Instructions for the task: Search the material below for the string "Chapter" and extract each line that has it.

START Records supplied

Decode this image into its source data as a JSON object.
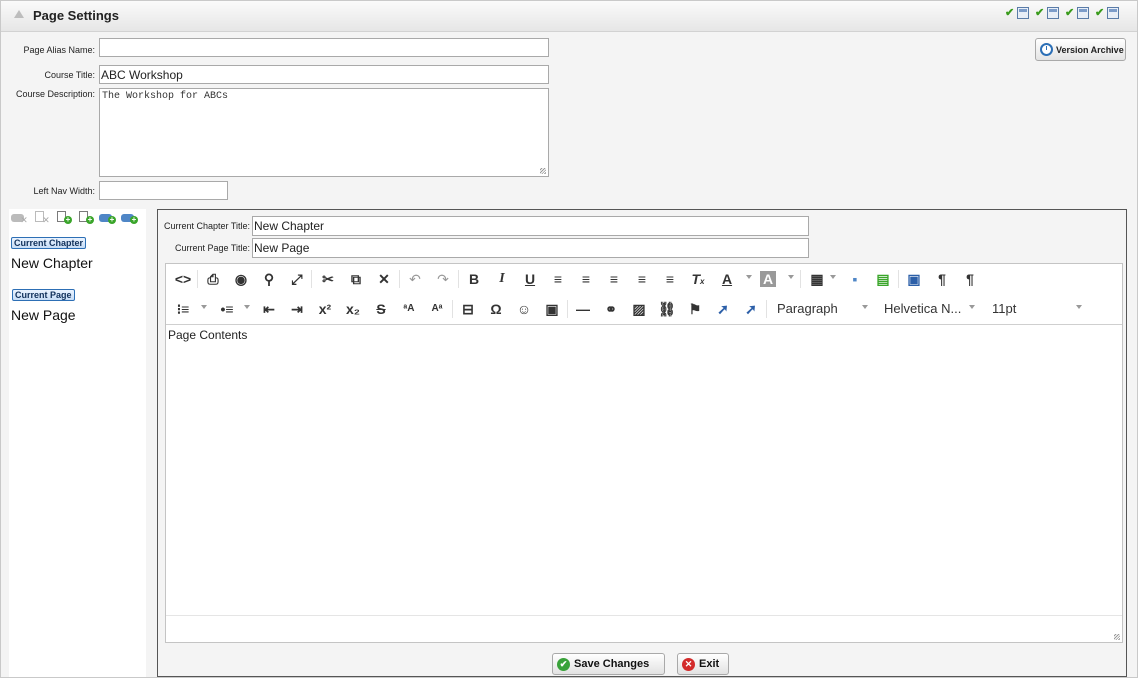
{
  "header": {
    "title": "Page Settings"
  },
  "form": {
    "alias_label": "Page Alias Name:",
    "alias_value": "",
    "course_title_label": "Course Title:",
    "course_title_value": "ABC Workshop",
    "course_desc_label": "Course Description:",
    "course_desc_value": "The Workshop for ABCs",
    "left_nav_width_label": "Left Nav Width:",
    "left_nav_width_value": ""
  },
  "version_archive": {
    "label": "Version Archive"
  },
  "nav": {
    "current_chapter_badge": "Current Chapter",
    "chapter_name": "New Chapter",
    "current_page_badge": "Current Page",
    "page_name": "New Page"
  },
  "editor": {
    "chapter_title_label": "Current Chapter Title:",
    "chapter_title_value": "New Chapter",
    "page_title_label": "Current Page Title:",
    "page_title_value": "New Page",
    "format_select": "Paragraph",
    "font_select": "Helvetica N...",
    "size_select": "11pt",
    "content": "Page Contents"
  },
  "actions": {
    "save_label": "Save Changes",
    "exit_label": "Exit"
  },
  "colors": {
    "accent": "#2d6fb5",
    "save_green": "#39a23a",
    "exit_red": "#d32b2b"
  }
}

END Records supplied

The completed task:
    "current_chapter_badge": "Current Chapter",
    "chapter_name": "New Chapter",
    "chapter_title_label": "Current Chapter Title:",
    "chapter_title_value": "New Chapter",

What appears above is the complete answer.